[[ Supplied entries, beginning ]]
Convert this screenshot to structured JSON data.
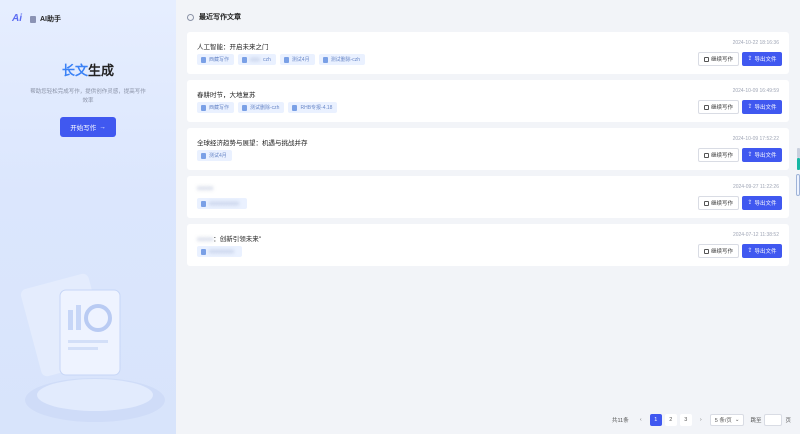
{
  "sidebar": {
    "logo_mark": "Ai",
    "logo_text": "AI助手",
    "title_a": "长文",
    "title_b": "生成",
    "description": "帮助您轻松完成写作，提供创作灵感，提高写作效率",
    "start_button": "开始写作",
    "start_icon": "arrow-right-icon"
  },
  "main": {
    "section_title": "最近写作文章",
    "continue_label": "继续写作",
    "export_label": "导出文件",
    "articles": [
      {
        "title": "人工智能：开启未来之门",
        "time": "2024-10-22 18:16:36",
        "tags": [
          "西藏写作",
          "czh",
          "测试4月",
          "测试删除-czh"
        ]
      },
      {
        "title": "春耕时节，大地复苏",
        "time": "2024-10-09 16:49:59",
        "tags": [
          "西藏写作",
          "测试删除-czh",
          "RHB专报-4.18"
        ]
      },
      {
        "title": "全球经济趋势与展望：机遇与挑战并存",
        "time": "2024-10-09 17:52:22",
        "tags": [
          "测试4月"
        ]
      },
      {
        "title": "",
        "time": "2024-09-27 11:22:26",
        "tags": [
          ""
        ]
      },
      {
        "title": "：创新引领未来\"",
        "time": "2024-07-12 11:38:52",
        "tags": [
          ""
        ]
      }
    ]
  },
  "pagination": {
    "total": "共11条",
    "pages": [
      "1",
      "2",
      "3"
    ],
    "current": "1",
    "page_size": "5 条/页",
    "jump_label": "跳至",
    "page_unit": "页"
  }
}
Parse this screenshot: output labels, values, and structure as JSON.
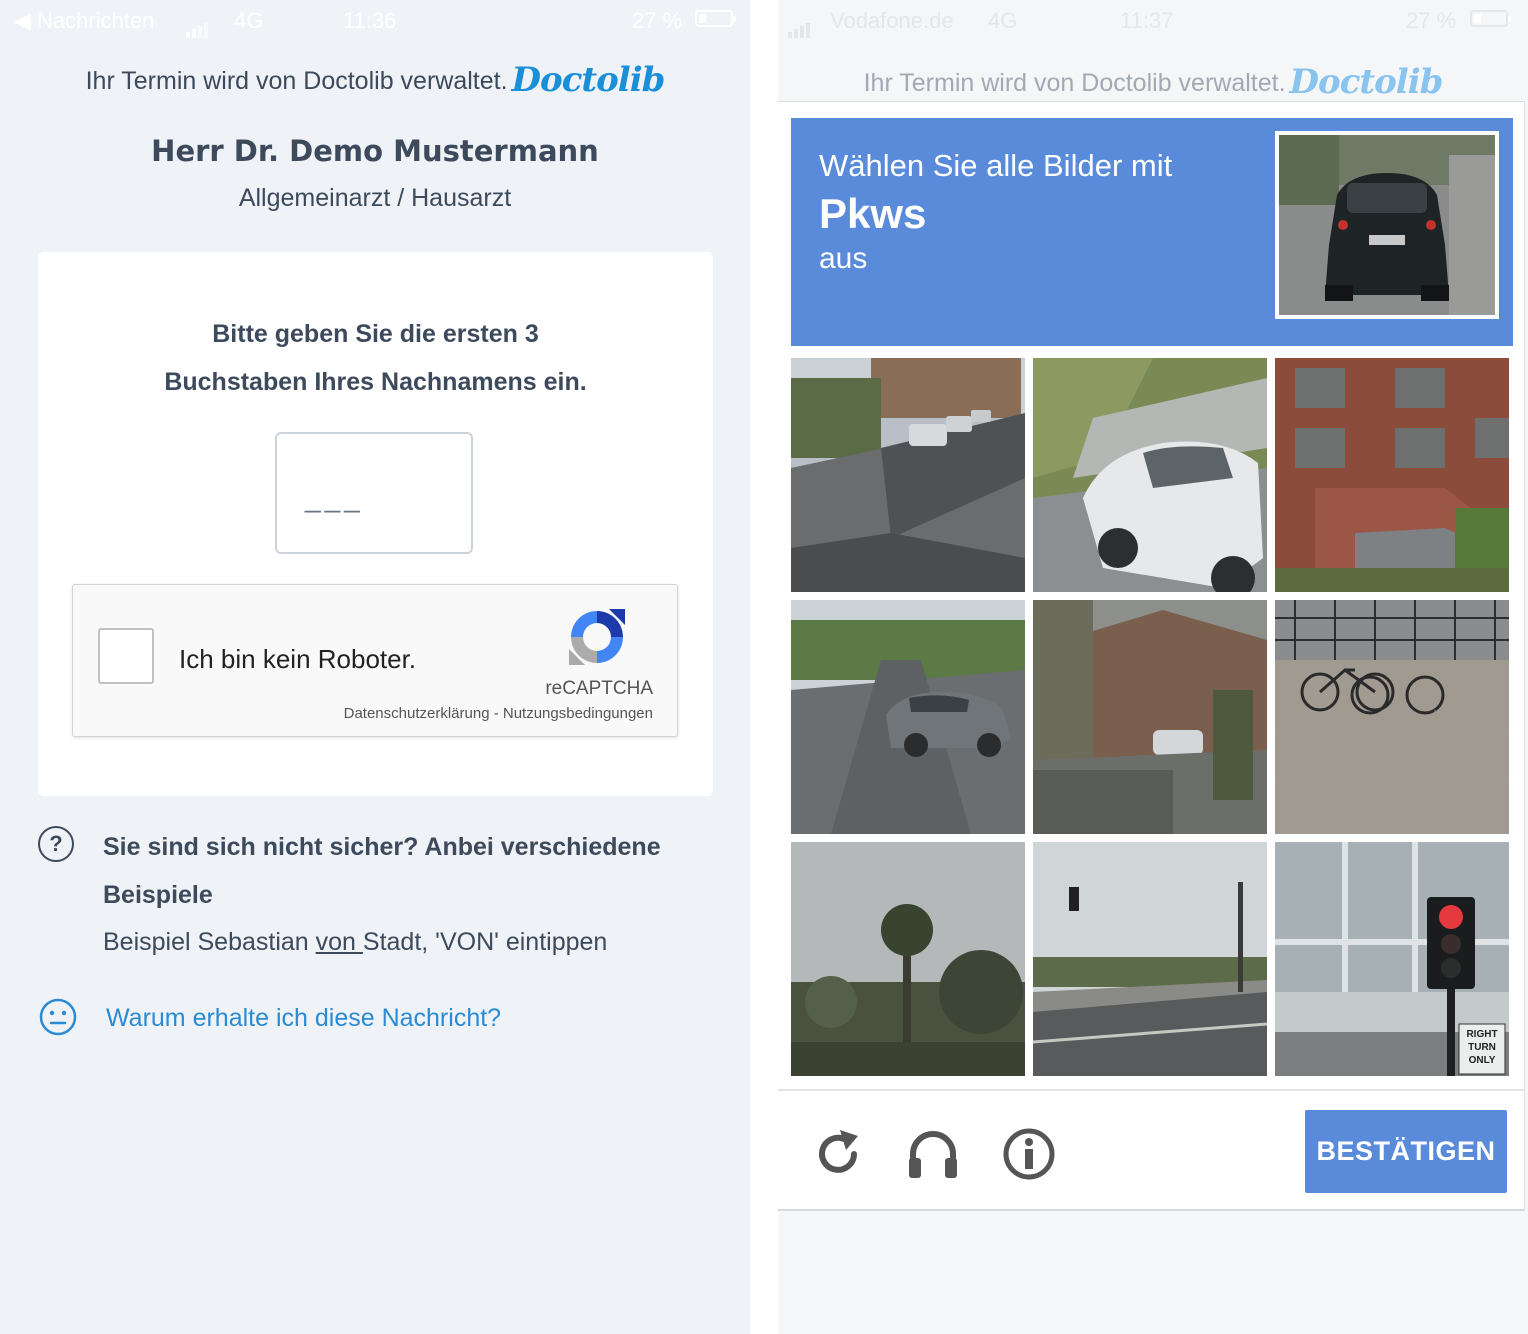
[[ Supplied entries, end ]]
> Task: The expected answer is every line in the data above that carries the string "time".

> Answer for the task:
        "time": "2024-10-22 18:16:36",
        "time": "2024-10-09 16:49:59",
        "time": "2024-10-09 17:52:22",
        "time": "2024-09-27 11:22:26",
        "time": "2024-07-12 11:38:52",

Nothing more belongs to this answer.